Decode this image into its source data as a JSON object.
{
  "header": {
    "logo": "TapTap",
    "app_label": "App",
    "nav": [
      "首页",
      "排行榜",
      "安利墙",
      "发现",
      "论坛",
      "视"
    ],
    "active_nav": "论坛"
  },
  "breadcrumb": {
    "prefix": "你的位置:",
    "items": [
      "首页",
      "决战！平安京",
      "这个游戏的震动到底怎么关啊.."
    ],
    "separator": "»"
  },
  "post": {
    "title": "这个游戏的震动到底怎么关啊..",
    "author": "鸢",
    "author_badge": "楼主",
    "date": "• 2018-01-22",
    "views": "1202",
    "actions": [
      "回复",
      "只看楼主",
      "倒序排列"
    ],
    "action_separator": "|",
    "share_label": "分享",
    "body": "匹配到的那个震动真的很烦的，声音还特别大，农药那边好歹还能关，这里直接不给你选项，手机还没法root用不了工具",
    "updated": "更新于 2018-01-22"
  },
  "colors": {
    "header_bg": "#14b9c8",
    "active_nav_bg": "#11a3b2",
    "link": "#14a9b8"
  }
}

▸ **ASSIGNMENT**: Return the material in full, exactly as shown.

▸ **SOLUTION**:
Decode this image into its source data as a JSON object.
{
  "header": {
    "logo": "TapTap",
    "app_label": "App",
    "nav": [
      "首页",
      "排行榜",
      "安利墙",
      "发现",
      "论坛",
      "视"
    ],
    "active_nav": "论坛"
  },
  "breadcrumb": {
    "prefix": "你的位置:",
    "items": [
      "首页",
      "决战！平安京",
      "这个游戏的震动到底怎么关啊.."
    ],
    "separator": "»"
  },
  "post": {
    "title": "这个游戏的震动到底怎么关啊..",
    "author": "鸢",
    "author_badge": "楼主",
    "date": "• 2018-01-22",
    "views": "1202",
    "actions": [
      "回复",
      "只看楼主",
      "倒序排列"
    ],
    "action_separator": "|",
    "share_label": "分享",
    "body": "匹配到的那个震动真的很烦的，声音还特别大，农药那边好歹还能关，这里直接不给你选项，手机还没法root用不了工具",
    "updated": "更新于 2018-01-22"
  },
  "colors": {
    "header_bg": "#14b9c8",
    "active_nav_bg": "#11a3b2",
    "link": "#14a9b8"
  }
}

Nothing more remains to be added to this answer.